[Opening Data extracts section]

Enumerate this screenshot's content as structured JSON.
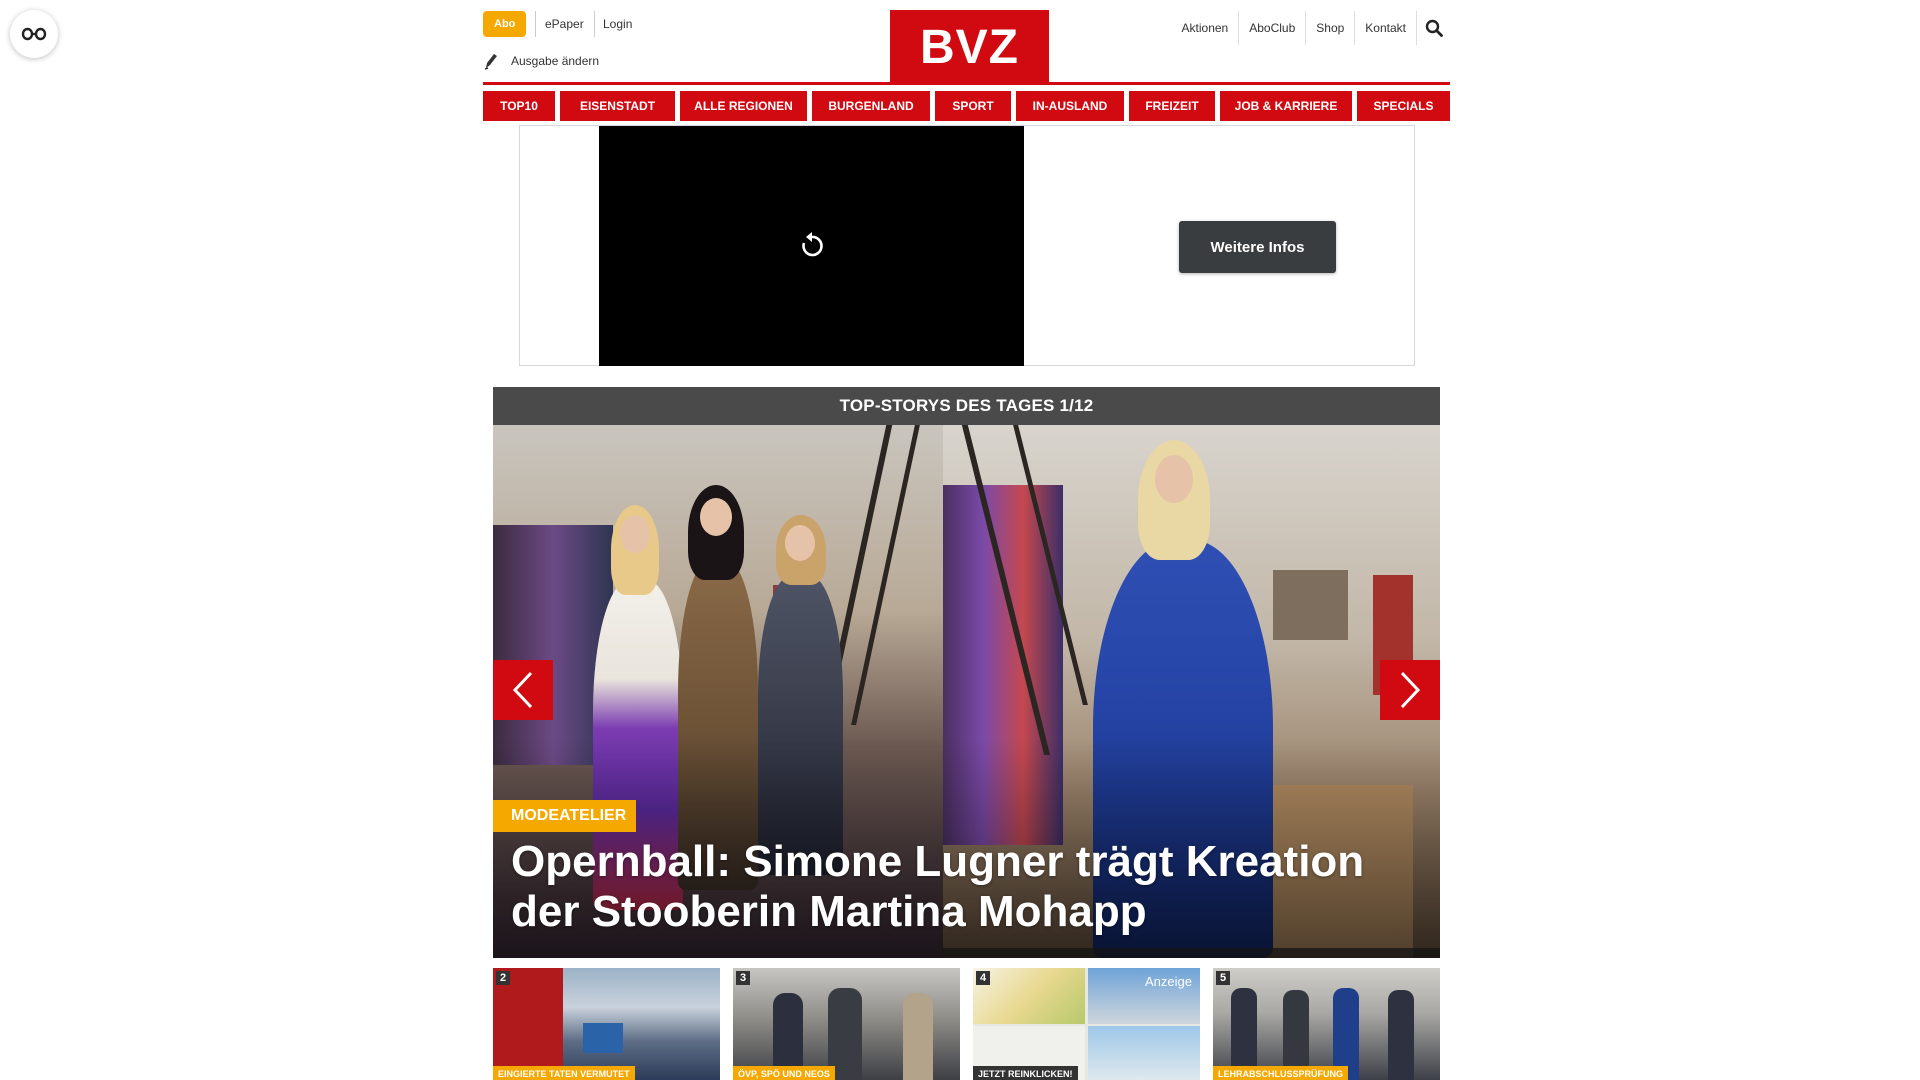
{
  "top_bar": {
    "abo": "Abo",
    "epaper": "ePaper",
    "login": "Login",
    "ausgabe": "Ausgabe ändern"
  },
  "logo": "BVZ",
  "right_links": [
    "Aktionen",
    "AboClub",
    "Shop",
    "Kontakt"
  ],
  "nav": [
    {
      "label": "TOP10"
    },
    {
      "label": "EISENSTADT"
    },
    {
      "label": "ALLE REGIONEN"
    },
    {
      "label": "BURGENLAND"
    },
    {
      "label": "SPORT"
    },
    {
      "label": "IN-AUSLAND"
    },
    {
      "label": "FREIZEIT"
    },
    {
      "label": "JOB & KARRIERE"
    },
    {
      "label": "SPECIALS"
    }
  ],
  "ad": {
    "more_button": "Weitere Infos"
  },
  "stories": {
    "header": "TOP-STORYS DES TAGES 1/12",
    "kicker": "MODEATELIER",
    "headline": "Opernball: Simone Lugner trägt Kreation der Stooberin Martina Mohapp"
  },
  "thumbs": [
    {
      "num": "2",
      "tag": "EINGIERTE TATEN VERMUTET"
    },
    {
      "num": "3",
      "tag": "ÖVP, SPÖ UND NEOS"
    },
    {
      "num": "4",
      "tag": "JETZT REINKLICKEN!",
      "ad_label": "Anzeige"
    },
    {
      "num": "5",
      "tag": "LEHRABSCHLUSSPRÜFUNG"
    }
  ],
  "colors": {
    "brand_red": "#d10a11",
    "accent_orange": "#f4a800",
    "dark_bar": "#4a4a4a"
  }
}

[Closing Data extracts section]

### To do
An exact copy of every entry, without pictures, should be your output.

### Answer for the task
Enumerate this screenshot's content as structured JSON.
{
  "top_bar": {
    "abo": "Abo",
    "epaper": "ePaper",
    "login": "Login",
    "ausgabe": "Ausgabe ändern"
  },
  "logo": "BVZ",
  "right_links": [
    "Aktionen",
    "AboClub",
    "Shop",
    "Kontakt"
  ],
  "nav": [
    {
      "label": "TOP10"
    },
    {
      "label": "EISENSTADT"
    },
    {
      "label": "ALLE REGIONEN"
    },
    {
      "label": "BURGENLAND"
    },
    {
      "label": "SPORT"
    },
    {
      "label": "IN-AUSLAND"
    },
    {
      "label": "FREIZEIT"
    },
    {
      "label": "JOB & KARRIERE"
    },
    {
      "label": "SPECIALS"
    }
  ],
  "ad": {
    "more_button": "Weitere Infos"
  },
  "stories": {
    "header": "TOP-STORYS DES TAGES 1/12",
    "kicker": "MODEATELIER",
    "headline": "Opernball: Simone Lugner trägt Kreation der Stooberin Martina Mohapp"
  },
  "thumbs": [
    {
      "num": "2",
      "tag": "EINGIERTE TATEN VERMUTET"
    },
    {
      "num": "3",
      "tag": "ÖVP, SPÖ UND NEOS"
    },
    {
      "num": "4",
      "tag": "JETZT REINKLICKEN!",
      "ad_label": "Anzeige"
    },
    {
      "num": "5",
      "tag": "LEHRABSCHLUSSPRÜFUNG"
    }
  ],
  "colors": {
    "brand_red": "#d10a11",
    "accent_orange": "#f4a800",
    "dark_bar": "#4a4a4a"
  }
}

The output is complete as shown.